I never tire of the French writer Colette. She could write endlessly about that most fascinating (and trickiest) subject of all – love, without ever being sentimental. I go back to her books again and again, both for her seemingly effortless prose and her countrywoman’s eye for nature. For me her books have the feeling of absolute truth and have the same effect on me as a holiday (without travel fatigue). How I long to have been her house guest, not only for conversation but for the food, from her books you can tell Colette understood all that makes a meal worthwhile. This recipe isn't a million miles away from the camping chicken but just different enough I think and any chance that it might allow a new reader to discover the delights of Cheri is worth taking.
Colette’s spring chicken
“So why don’t you come down to the country? No nonsense, of course. Ripe strawberries, fresh cream, cakes, grilled spring chicken….that’s just what you need – and no women.”
Colette - Cheri

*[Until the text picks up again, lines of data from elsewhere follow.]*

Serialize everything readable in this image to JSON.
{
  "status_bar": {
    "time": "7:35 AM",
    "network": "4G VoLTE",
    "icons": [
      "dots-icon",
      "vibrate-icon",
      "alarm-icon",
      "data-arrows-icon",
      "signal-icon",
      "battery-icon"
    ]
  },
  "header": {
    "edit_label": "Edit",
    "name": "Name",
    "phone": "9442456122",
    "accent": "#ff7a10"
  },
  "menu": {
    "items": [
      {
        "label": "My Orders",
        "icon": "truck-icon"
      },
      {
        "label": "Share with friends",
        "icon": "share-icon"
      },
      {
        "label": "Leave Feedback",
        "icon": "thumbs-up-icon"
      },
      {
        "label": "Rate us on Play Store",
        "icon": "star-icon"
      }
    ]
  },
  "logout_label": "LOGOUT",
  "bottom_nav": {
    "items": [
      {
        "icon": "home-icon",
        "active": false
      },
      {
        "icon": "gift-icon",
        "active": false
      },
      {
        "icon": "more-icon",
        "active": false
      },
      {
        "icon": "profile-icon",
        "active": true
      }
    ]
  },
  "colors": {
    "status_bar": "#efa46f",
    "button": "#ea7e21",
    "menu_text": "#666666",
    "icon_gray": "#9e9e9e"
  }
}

Lea is a famed courtesan at the end of her career. An offer of home-cooking made to the young and dissolute Cheri begins the one great love affair of both their lives.
Serves 2 (of course)
2 tablespoons chopped fresh oregano leaves
2 small chickens (approx 400-450g each), cut along the backbone and beaten flat with your hand or a rolling pin
juice and zest of 1 lemon
sea salt and pepper
1 tablespoon olive oil
Rub the herbs, zest and seasoning into the chicken and anoint with the lemon juice. Pour over the olive oil and leave to marinade for a few hours (no less than 1 hour).
Season again and prepare the grill. If it is outside, make sure the coals are glowing not burning - you need an even heat to cook chicken well. Place the chickens on the grill or griddle and cook for about 20 minutes per side, until the meat is cooked but juicy. Pierce the thickest part of the thigh with a knife and if the juices run clear without a trace of blood, the meat is cooked.
Serve with new potatoes cooked in paper and a freshly picked green salad followed by strawberries and cream for the full literary effect.